## Work to be completed
Skip every image and restate the data word for word.

══ Extracted information ══

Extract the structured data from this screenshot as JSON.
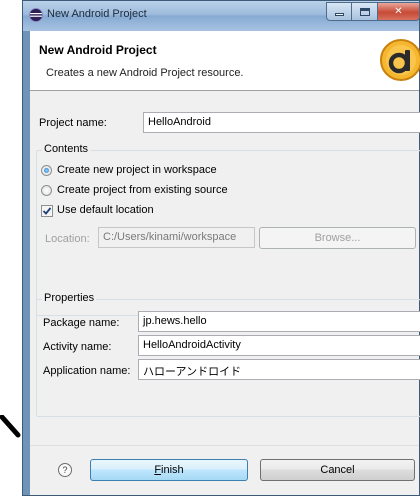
{
  "window": {
    "title": "New Android Project"
  },
  "banner": {
    "title": "New Android Project",
    "description": "Creates a new Android Project resource."
  },
  "project": {
    "name_label": "Project name:",
    "name_value": "HelloAndroid"
  },
  "contents": {
    "group_title": "Contents",
    "option_new": "Create new project in workspace",
    "option_existing": "Create project from existing source",
    "use_default_label": "Use default location",
    "location_label": "Location:",
    "location_value": "C:/Users/kinami/workspace",
    "browse_label": "Browse..."
  },
  "properties": {
    "group_title": "Properties",
    "package_label": "Package name:",
    "package_value": "jp.hews.hello",
    "activity_label": "Activity name:",
    "activity_value": "HelloAndroidActivity",
    "appname_label": "Application name:",
    "appname_value": "ハローアンドロイド"
  },
  "footer": {
    "help_symbol": "?",
    "finish_mnemonic": "F",
    "finish_rest": "inish",
    "cancel_label": "Cancel"
  },
  "icons": {
    "title_icon": "eclipse-icon",
    "logo": "android-adt-logo",
    "help": "help-icon"
  },
  "colors": {
    "accent": "#3c7fb1",
    "radio_selected": "#1c6fc4",
    "logo_orange": "#f0a420"
  }
}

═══

## Finished task
Extract the structured data from this screenshot as JSON.
{
  "window": {
    "title": "New Android Project"
  },
  "banner": {
    "title": "New Android Project",
    "description": "Creates a new Android Project resource."
  },
  "project": {
    "name_label": "Project name:",
    "name_value": "HelloAndroid"
  },
  "contents": {
    "group_title": "Contents",
    "option_new": "Create new project in workspace",
    "option_existing": "Create project from existing source",
    "use_default_label": "Use default location",
    "location_label": "Location:",
    "location_value": "C:/Users/kinami/workspace",
    "browse_label": "Browse..."
  },
  "properties": {
    "group_title": "Properties",
    "package_label": "Package name:",
    "package_value": "jp.hews.hello",
    "activity_label": "Activity name:",
    "activity_value": "HelloAndroidActivity",
    "appname_label": "Application name:",
    "appname_value": "ハローアンドロイド"
  },
  "footer": {
    "help_symbol": "?",
    "finish_mnemonic": "F",
    "finish_rest": "inish",
    "cancel_label": "Cancel"
  },
  "icons": {
    "title_icon": "eclipse-icon",
    "logo": "android-adt-logo",
    "help": "help-icon"
  },
  "colors": {
    "accent": "#3c7fb1",
    "radio_selected": "#1c6fc4",
    "logo_orange": "#f0a420"
  }
}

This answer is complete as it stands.